→ Exercise aim:
Search the data below for the word "않습니다" and copy each line that holds it.

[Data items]

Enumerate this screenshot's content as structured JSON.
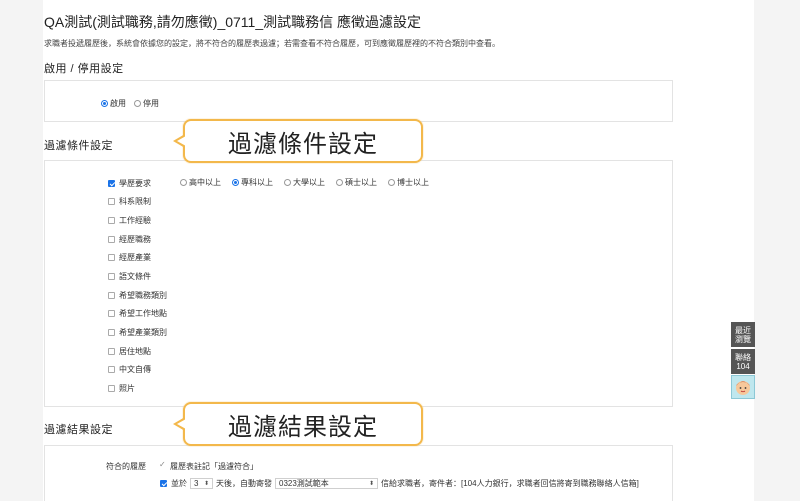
{
  "header": {
    "title": "QA測試(測試職務,請勿應徵)_0711_測試職務信 應徵過濾設定",
    "notice": "求職者投遞履歷後，系統會依據您的設定，將不符合的履歷表過濾；若需查看不符合履歷，可到應徵履歷裡的不符合類別中查看。"
  },
  "enable_section": {
    "title": "啟用 / 停用設定",
    "options": [
      {
        "label": "啟用",
        "selected": true
      },
      {
        "label": "停用",
        "selected": false
      }
    ]
  },
  "filter_section": {
    "title": "過濾條件設定",
    "callout": "過濾條件設定",
    "criteria": [
      {
        "label": "學歷要求",
        "checked": true
      },
      {
        "label": "科系限制",
        "checked": false
      },
      {
        "label": "工作經驗",
        "checked": false
      },
      {
        "label": "經歷職務",
        "checked": false
      },
      {
        "label": "經歷產業",
        "checked": false
      },
      {
        "label": "語文條件",
        "checked": false
      },
      {
        "label": "希望職務類別",
        "checked": false
      },
      {
        "label": "希望工作地點",
        "checked": false
      },
      {
        "label": "希望產業類別",
        "checked": false
      },
      {
        "label": "居住地點",
        "checked": false
      },
      {
        "label": "中文自傳",
        "checked": false
      },
      {
        "label": "照片",
        "checked": false
      }
    ],
    "education_options": [
      {
        "label": "高中以上",
        "selected": false
      },
      {
        "label": "專科以上",
        "selected": true
      },
      {
        "label": "大學以上",
        "selected": false
      },
      {
        "label": "碩士以上",
        "selected": false
      },
      {
        "label": "博士以上",
        "selected": false
      }
    ]
  },
  "result_section": {
    "title": "過濾結果設定",
    "callout": "過濾結果設定",
    "match_label": "符合的履歷",
    "mark_label": "履歷表註記「過濾符合」",
    "and_label": "並於",
    "days_value": "3",
    "after_days_text": "天後，自動寄發",
    "template_value": "0323測試範本",
    "send_text": "信給求職者，寄件者：[104人力銀行，求職者回信將寄到職務聯絡人信箱]"
  },
  "side_widget": {
    "recent_label": "最近\n瀏覽",
    "contact_label": "聯絡\n104"
  },
  "colors": {
    "accent": "#1a73e8",
    "callout_border": "#f3b84b",
    "widget_bg": "#555555"
  }
}
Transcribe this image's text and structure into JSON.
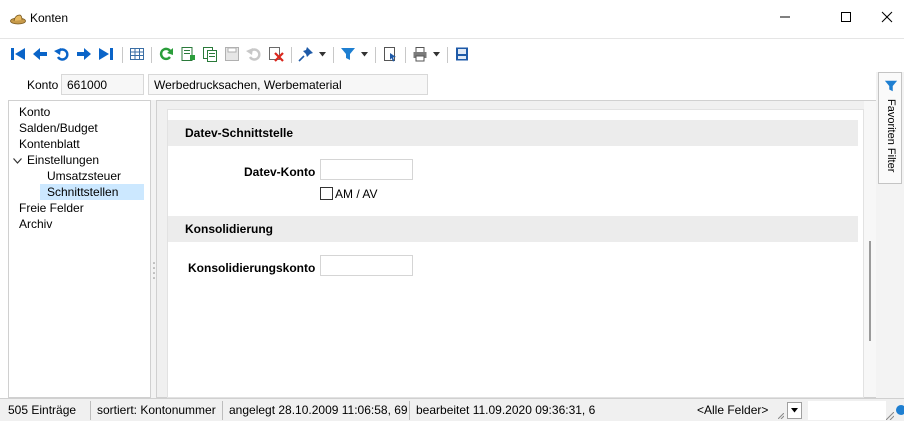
{
  "window": {
    "title": "Konten"
  },
  "toolbar": {
    "icons": [
      "first-record-icon",
      "prev-record-icon",
      "undo-icon",
      "next-record-icon",
      "last-record-icon",
      "grid-icon",
      "refresh-icon",
      "new-record-icon",
      "copy-icon",
      "save-icon",
      "revert-icon",
      "delete-icon",
      "pin-icon",
      "filter-icon",
      "report-icon",
      "print-icon",
      "layout-icon"
    ]
  },
  "konto": {
    "label": "Konto",
    "number": "661000",
    "description": "Werbedrucksachen, Werbematerial"
  },
  "tree": {
    "items": [
      {
        "label": "Konto"
      },
      {
        "label": "Salden/Budget"
      },
      {
        "label": "Kontenblatt"
      },
      {
        "label": "Einstellungen",
        "expanded": true
      },
      {
        "label": "Umsatzsteuer"
      },
      {
        "label": "Schnittstellen",
        "selected": true
      },
      {
        "label": "Freie Felder"
      },
      {
        "label": "Archiv"
      }
    ]
  },
  "form": {
    "datev_section": "Datev-Schnittstelle",
    "datev_konto_label": "Datev-Konto",
    "datev_konto_value": "",
    "am_av_label": "AM / AV",
    "am_av_checked": false,
    "konsolidierung_section": "Konsolidierung",
    "konsolidierungskonto_label": "Konsolidierungskonto",
    "konsolidierungskonto_value": ""
  },
  "side_tabs": {
    "label": "Favoriten Filter"
  },
  "status": {
    "count": "505 Einträge",
    "sorted": "sortiert: Kontonummer",
    "created": "angelegt 28.10.2009 11:06:58, 69",
    "edited": "bearbeitet 11.09.2020 09:36:31,  6",
    "field_filter": "<Alle Felder>"
  },
  "colors": {
    "accent_blue": "#0a64c8",
    "selection": "#cce8ff",
    "toolbar_green": "#2a9d3a",
    "delete_red": "#d9261c"
  }
}
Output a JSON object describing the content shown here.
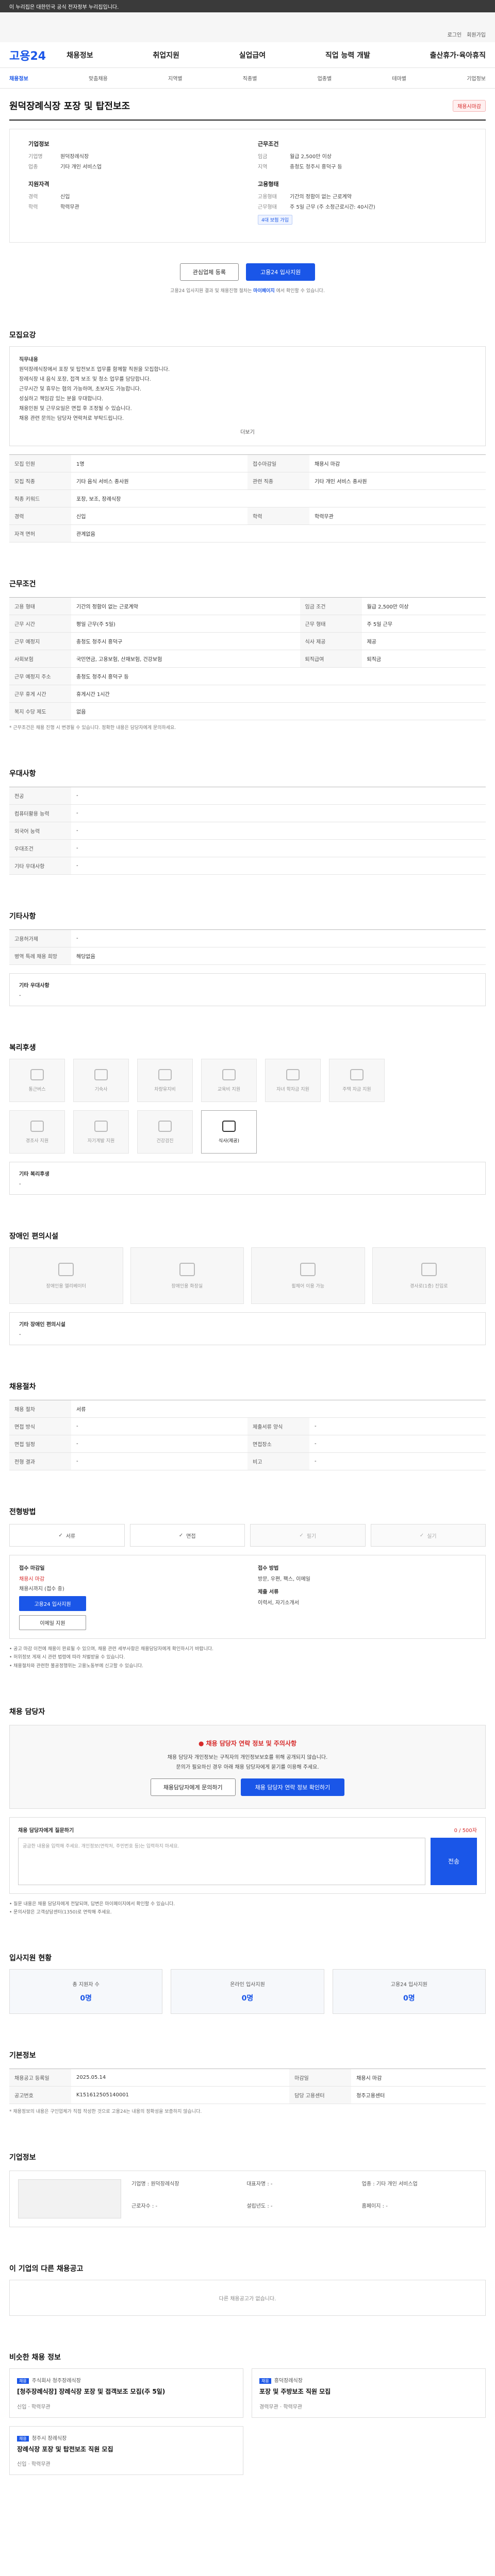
{
  "topbar": {
    "text": "이 누리집은 대한민국 공식 전자정부 누리집입니다."
  },
  "gov": {
    "links": [
      "로그인",
      "회원가입"
    ]
  },
  "logo": {
    "main": "고용",
    "num": "24"
  },
  "nav": [
    "채용정보",
    "취업지원",
    "실업급여",
    "직업 능력 개발",
    "출산휴가·육아휴직"
  ],
  "subnav": [
    "채용정보",
    "맞춤채용",
    "지역별",
    "직종별",
    "업종별",
    "테마별",
    "기업정보"
  ],
  "job": {
    "title": "원덕장례식장 포장 및 탑전보조",
    "badge": "채용시마감"
  },
  "summary": {
    "company_h": "기업정보",
    "company_rows": [
      {
        "k": "기업명",
        "v": "원덕장례식장"
      },
      {
        "k": "업종",
        "v": "기타 개인 서비스업"
      }
    ],
    "cond_h": "근무조건",
    "cond_rows": [
      {
        "k": "임금",
        "v": "월급 2,500만 이상"
      },
      {
        "k": "지역",
        "v": "충청도 청주시 흥덕구 등"
      }
    ],
    "career_h": "지원자격",
    "career_rows": [
      {
        "k": "경력",
        "v": "신입"
      },
      {
        "k": "학력",
        "v": "학력무관"
      }
    ],
    "type_h": "고용형태",
    "type_rows": [
      {
        "k": "고용형태",
        "v": "기간의 정함이 없는 근로계약"
      },
      {
        "k": "근무형태",
        "v": "주 5일 근무 (주 소정근로시간: 40시간)"
      }
    ],
    "tag": "4대 보험 가입"
  },
  "actions": {
    "save": "관심업체 등록",
    "apply": "고용24 입사지원",
    "note": "고용24 입사지원 결과 및 채용진행 절차는",
    "note_link": "마이페이지",
    "note_tail": "에서 확인할 수 있습니다."
  },
  "recruit": {
    "title": "모집요강",
    "content_h": "직무내용",
    "lines": [
      "원덕장례식장에서 포장 및 탑전보조 업무를 함께할 직원을 모집합니다.",
      "장례식장 내 음식 포장, 접객 보조 및 청소 업무를 담당합니다.",
      "근무시간 및 휴무는 협의 가능하며, 초보자도 가능합니다.",
      "성실하고 책임감 있는 분을 우대합니다.",
      "채용인원 및 근무요일은 면접 후 조정될 수 있습니다.",
      "채용 관련 문의는 담당자 연락처로 부탁드립니다."
    ],
    "more": "더보기",
    "table": [
      {
        "k1": "모집 인원",
        "v1": "1명",
        "k2": "접수마감일",
        "v2": "채용시 마감"
      },
      {
        "k1": "모집 직종",
        "v1": "기타 음식 서비스 종사원",
        "k2": "관련 직종",
        "v2": "기타 개인 서비스 종사원"
      },
      {
        "k1": "직종 키워드",
        "v1": "포장, 보조, 장례식장",
        "k2": "",
        "v2": ""
      },
      {
        "k1": "경력",
        "v1": "신입",
        "k2": "학력",
        "v2": "학력무관"
      },
      {
        "k1": "자격 면허",
        "v1": "관계없음",
        "k2": "",
        "v2": ""
      }
    ]
  },
  "work": {
    "title": "근무조건",
    "table": [
      {
        "k1": "고용 형태",
        "v1": "기간의 정함이 없는 근로계약",
        "k2": "임금 조건",
        "v2": "월급 2,500만 이상"
      },
      {
        "k1": "근무 시간",
        "v1": "평일 근무(주 5일)",
        "k2": "근무 형태",
        "v2": "주 5일 근무"
      },
      {
        "k1": "근무 예정지",
        "v1": "충청도 청주시 흥덕구",
        "k2": "식사 제공",
        "v2": "제공"
      },
      {
        "k1": "사회보험",
        "v1": "국민연금, 고용보험, 산재보험, 건강보험",
        "k2": "퇴직급여",
        "v2": "퇴직금"
      },
      {
        "k1": "근무 예정지 주소",
        "v1": "충청도 청주시 흥덕구 등",
        "k2": "",
        "v2": ""
      },
      {
        "k1": "근무 휴게 시간",
        "v1": "휴게시간 1시간",
        "k2": "",
        "v2": ""
      },
      {
        "k1": "복지 수당 제도",
        "v1": "없음",
        "k2": "",
        "v2": ""
      }
    ],
    "note": "* 근무조건은 채용 진행 시 변경될 수 있습니다. 정확한 내용은 담당자에게 문의하세요."
  },
  "extra": {
    "title": "우대사항",
    "rows": [
      {
        "k": "전공",
        "v": "-"
      },
      {
        "k": "컴퓨터활용 능력",
        "v": "-"
      },
      {
        "k": "외국어 능력",
        "v": "-"
      },
      {
        "k": "우대조건",
        "v": "-"
      },
      {
        "k": "기타 우대사항",
        "v": "-"
      }
    ]
  },
  "etc": {
    "title": "기타사항",
    "rows": [
      {
        "k": "고용허가제",
        "v": "-"
      },
      {
        "k": "병역 특례 채용 희망",
        "v": "해당없음"
      }
    ],
    "note_h": "기타 우대사항",
    "note_v": "-"
  },
  "welfare": {
    "title": "복리후생",
    "items": [
      "통근버스",
      "기숙사",
      "차량유지비",
      "교육비 지원",
      "자녀 학자금 지원",
      "주택 자금 지원",
      "경조사 지원",
      "자기계발 지원",
      "건강검진",
      "식사(제공)"
    ],
    "other_h": "기타 복리후생",
    "other_v": "-"
  },
  "disabled": {
    "title": "장애인 편의시설",
    "items": [
      "장애인용 엘리베이터",
      "장애인용 화장실",
      "휠체어 이용 가능",
      "경사로(1층) 진입로"
    ],
    "other_h": "기타 장애인 편의시설",
    "other_v": "-"
  },
  "process": {
    "title": "채용절차",
    "table": [
      {
        "k1": "채용 절차",
        "v1": "서류",
        "k2": "",
        "v2": ""
      },
      {
        "k1": "면접 방식",
        "v1": "-",
        "k2": "제출서류 양식",
        "v2": "-"
      },
      {
        "k1": "면접 일정",
        "v1": "-",
        "k2": "면접장소",
        "v2": "-"
      },
      {
        "k1": "전형 결과",
        "v1": "-",
        "k2": "비고",
        "v2": "-"
      }
    ]
  },
  "apply": {
    "title": "전형방법",
    "methods": [
      "서류",
      "면접",
      "필기",
      "실기"
    ],
    "deadline_k": "접수 마감일",
    "deadline_v": "채용시 마감",
    "remain": "채용시까지 (접수 중)",
    "apply_btn": "고용24 입사지원",
    "email_btn": "이메일 지원",
    "method_k": "접수 방법",
    "method_v": "방문, 우편, 팩스, 이메일",
    "docs_k": "제출 서류",
    "docs_v": "이력서, 자기소개서",
    "notes": [
      "• 공고 마감 이전에 채용이 완료될 수 있으며, 채용 관련 세부사항은 채용담당자에게 확인하시기 바랍니다.",
      "• 허위정보 게재 시 관련 법령에 따라 처벌받을 수 있습니다.",
      "• 채용절차와 관련한 불공정행위는 고용노동부에 신고할 수 있습니다."
    ]
  },
  "contact": {
    "title": "채용 담당자",
    "warn_title": "채용 담당자 연락 정보 및 주의사항",
    "warn_lines": [
      "채용 담당자 개인정보는 구직자의 개인정보보호를 위해 공개되지 않습니다.",
      "문의가 필요하신 경우 아래 채용 담당자에게 묻기를 이용해 주세요."
    ],
    "btn1": "채용담당자에게 문의하기",
    "btn2": "채용 담당자 연락 정보 확인하기",
    "qa_h": "채용 담당자에게 질문하기",
    "qa_cnt": "0 / 500자",
    "qa_placeholder": "궁금한 내용을 입력해 주세요. 개인정보(연락처, 주민번호 등)는 입력하지 마세요.",
    "qa_send": "전송",
    "notes": [
      "• 질문 내용은 채용 담당자에게 전달되며, 답변은 마이페이지에서 확인할 수 있습니다.",
      "• 문의사항은 고객상담센터(1350)로 연락해 주세요."
    ]
  },
  "status": {
    "title": "입사지원 현황",
    "items": [
      {
        "k": "총 지원자 수",
        "v": "0명"
      },
      {
        "k": "온라인 입사지원",
        "v": "0명"
      },
      {
        "k": "고용24 입사지원",
        "v": "0명"
      }
    ]
  },
  "info": {
    "title": "기본정보",
    "table": [
      {
        "k1": "채용공고 등록일",
        "v1": "2025.05.14",
        "k2": "마감일",
        "v2": "채용시 마감"
      },
      {
        "k1": "공고번호",
        "v1": "K151612505140001",
        "k2": "담당 고용센터",
        "v2": "청주고용센터"
      }
    ],
    "note": "* 채용정보의 내용은 구인업체가 직접 작성한 것으로 고용24는 내용의 정확성을 보증하지 않습니다."
  },
  "company": {
    "title": "기업정보",
    "rows": [
      {
        "k": "기업명",
        "v": "원덕장례식장"
      },
      {
        "k": "대표자명",
        "v": "-"
      },
      {
        "k": "업종",
        "v": "기타 개인 서비스업"
      },
      {
        "k": "근로자수",
        "v": "-"
      },
      {
        "k": "설립년도",
        "v": "-"
      },
      {
        "k": "홈페이지",
        "v": "-"
      }
    ]
  },
  "other_jobs": {
    "title": "이 기업의 다른 채용공고",
    "empty": "다른 채용공고가 없습니다."
  },
  "recommend": {
    "title": "비슷한 채용 정보",
    "items": [
      {
        "badge": "채용",
        "co": "주식회사 청주장례식장",
        "t": "[청주장례식장] 장례식장 포장 및 접객보조 모집(주 5일)",
        "m": "신입 · 학력무관"
      },
      {
        "badge": "채용",
        "co": "흥덕장례식장",
        "t": "포장 및 주방보조 직원 모집",
        "m": "경력무관 · 학력무관"
      },
      {
        "badge": "채용",
        "co": "청주시 장례식장",
        "t": "장례식장 포장 및 탑전보조 직원 모집",
        "m": "신입 · 학력무관"
      }
    ]
  }
}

→ Exercise response:
      "채용 담당자 개인정보는 구직자의 개인정보보호를 위해 공개되지 않습니다.",
    "note": "* 채용정보의 내용은 구인업체가 직접 작성한 것으로 고용24는 내용의 정확성을 보증하지 않습니다."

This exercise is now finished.